  1. Take regular joint tours around laboratories, shop floors, experimental halls and hangars to check how and where energy can be saved and where running times of machinery and equipment can be minimised. These tours really make a big difference because they help to identify additional potential for saving energy. Once the possible measures have been agreed upon and put in place, they need to be observed by everybody!

…additional tips for saving energy at the office and at home

Manfred Efinger,
Vice President, Administration and Financial Affairs of TU Darmstadt

Changing the habits of approximately 30,000 members and associates of TU Darmstadt is just the beginning resulting in change far beyond TU Darmstadt. Let us start today!

Picture: Felipe Fernandes

Help and support for your home

Did you know…?

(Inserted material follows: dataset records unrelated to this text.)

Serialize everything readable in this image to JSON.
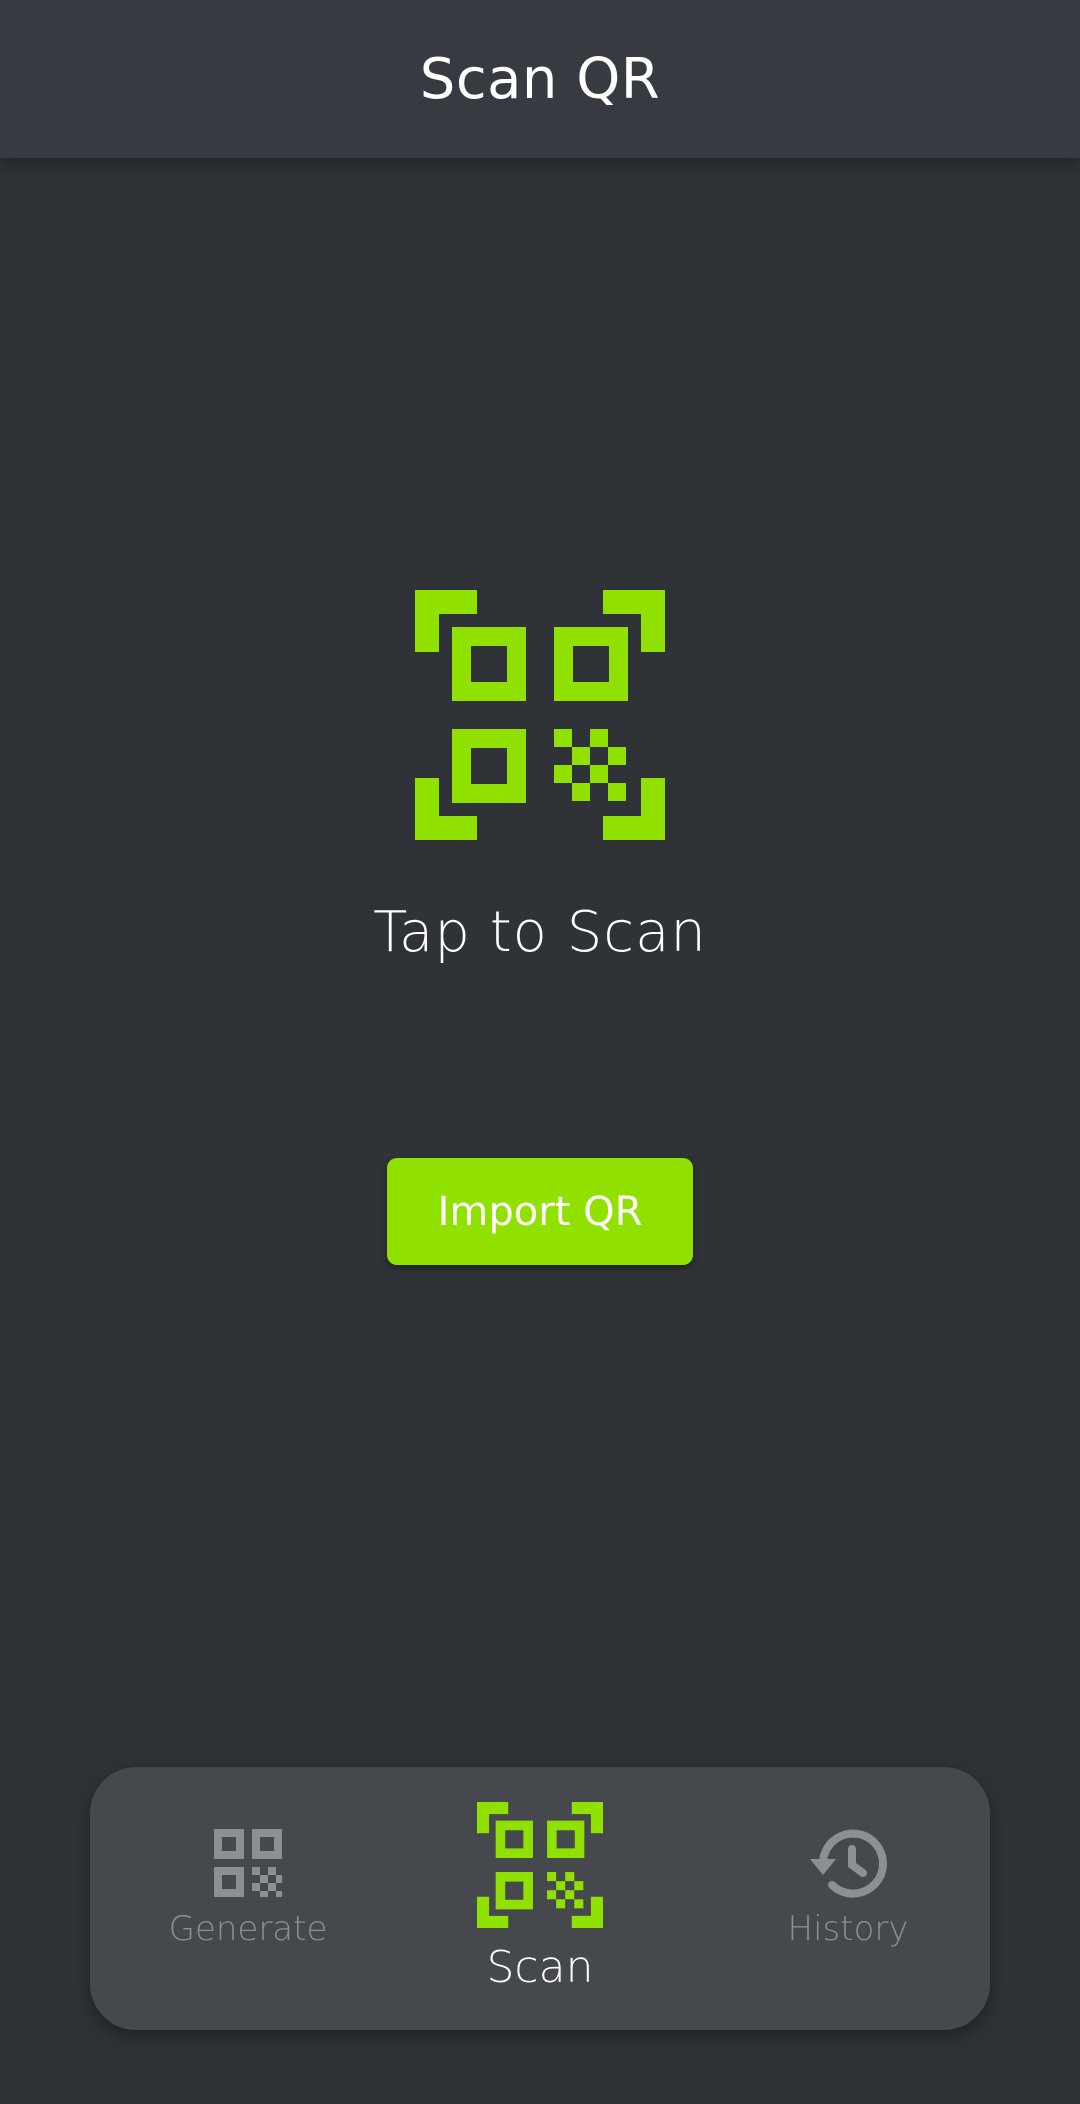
{
  "app_bar": {
    "title": "Scan QR"
  },
  "main": {
    "scan_icon": "qr-scan-icon",
    "scan_prompt": "Tap to Scan",
    "import_button_label": "Import QR"
  },
  "bottom_nav": {
    "items": [
      {
        "id": "generate",
        "label": "Generate",
        "icon": "qr-code-icon",
        "active": false
      },
      {
        "id": "scan",
        "label": "Scan",
        "icon": "qr-scan-icon",
        "active": true
      },
      {
        "id": "history",
        "label": "History",
        "icon": "history-icon",
        "active": false
      }
    ]
  },
  "colors": {
    "background": "#2f3236",
    "app_bar": "#373a40",
    "accent": "#90e000",
    "nav_background": "#45484c",
    "inactive": "#8c8f93",
    "text": "#ffffff"
  }
}
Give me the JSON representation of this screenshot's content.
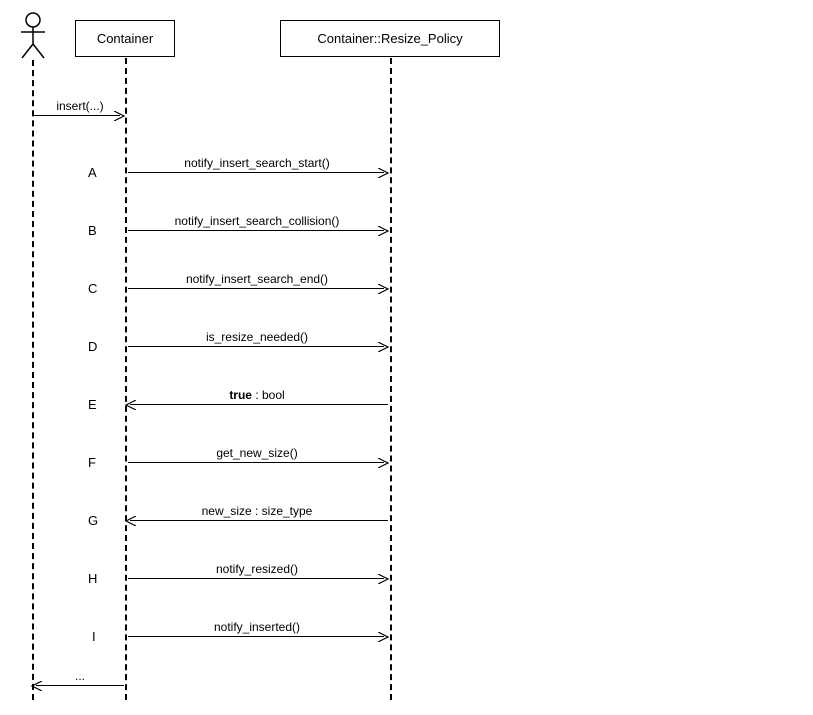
{
  "participants": {
    "actor": "Actor",
    "container": "Container",
    "resize_policy": "Container::Resize_Policy"
  },
  "initial_call": {
    "label": "insert(...)"
  },
  "return": {
    "label": "..."
  },
  "messages": [
    {
      "step": "A",
      "label": "notify_insert_search_start()",
      "dir": "right",
      "bold": false
    },
    {
      "step": "B",
      "label": "notify_insert_search_collision()",
      "dir": "right",
      "bold": false
    },
    {
      "step": "C",
      "label": "notify_insert_search_end()",
      "dir": "right",
      "bold": false
    },
    {
      "step": "D",
      "label": "is_resize_needed()",
      "dir": "right",
      "bold": false
    },
    {
      "step": "E",
      "label_bold": "true",
      "label_rest": " : bool",
      "dir": "left",
      "bold": true
    },
    {
      "step": "F",
      "label": "get_new_size()",
      "dir": "right",
      "bold": false
    },
    {
      "step": "G",
      "label": "new_size : size_type",
      "dir": "left",
      "bold": false
    },
    {
      "step": "H",
      "label": "notify_resized()",
      "dir": "right",
      "bold": false
    },
    {
      "step": "I",
      "label": "notify_inserted()",
      "dir": "right",
      "bold": false
    }
  ]
}
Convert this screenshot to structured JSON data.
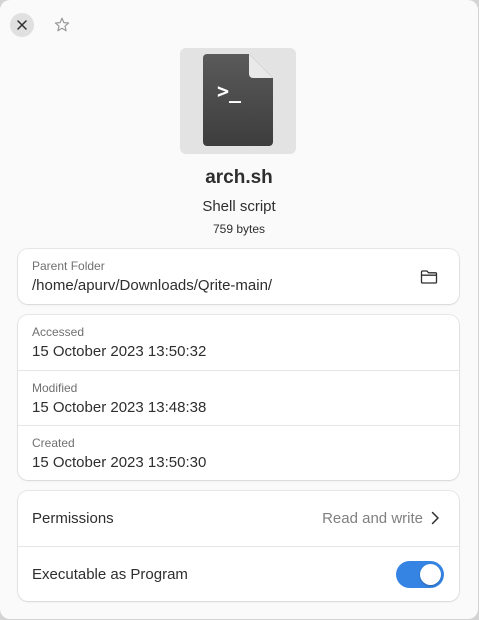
{
  "header": {
    "close_icon": "close-icon",
    "star_icon": "star-icon"
  },
  "file": {
    "icon": "shell-script-file-icon",
    "icon_glyph": ">_",
    "name": "arch.sh",
    "type": "Shell script",
    "size": "759 bytes"
  },
  "location": {
    "label": "Parent Folder",
    "path": "/home/apurv/Downloads/Qrite-main/",
    "open_icon": "folder-icon"
  },
  "times": [
    {
      "label": "Accessed",
      "value": "15 October 2023 13:50:32"
    },
    {
      "label": "Modified",
      "value": "15 October 2023 13:48:38"
    },
    {
      "label": "Created",
      "value": "15 October 2023 13:50:30"
    }
  ],
  "permissions": {
    "label": "Permissions",
    "value": "Read and write",
    "chevron_icon": "chevron-right-icon"
  },
  "executable": {
    "label": "Executable as Program",
    "enabled": true
  },
  "colors": {
    "accent": "#3584e4",
    "window_bg": "#fafafa",
    "card_bg": "#ffffff"
  }
}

… that the city of Darmstadt (opens in new tab) sponsors small and large photovoltaic systems for private households and businesses?

… that you can borrow power meters at the Verbraucherzentrale Hessen (opens in new tab) (Hessian consumer advice centre) to measure how much electricity your household appliances consume? In addition, you can consult with them for advice.

… that you can receive initial advice free of charge as an owner of residential buildings in Darmstadt? For more information, go to Modernisierungskonvoi 2022 (opens in new tab).

TU Darmstadt takes action – a choice of projects

For a climate-conscious and intelligent handling of existing resources, TU Darmstadt has been breaking new ground over the past few years. The beginnings of a large-scale use of rainwater at the Campus Lichtwiese actually date back as far as 1993. We present three projects for an economic and ecologically sound campus management that are already part of everyday life at TU Darmstadt.

Together we take even more action

In the Sustainable Development Compass, the dynamic sustainability report of TU Darmstadt, you can find many other exciting projects and activities under this heading in the “Science” and “Operations” fields of activity.

Go to the “Science” and “Operations” fields of activity. (opens in new tab)

* Calculation example “Joining in – my contribution.”

Laptop/PC 65 Wh, second screen 20 Wh; consumption per cup of coffee = 14,3 W (EnBW (opens in new tab)); 180 working days, 1 h lunch break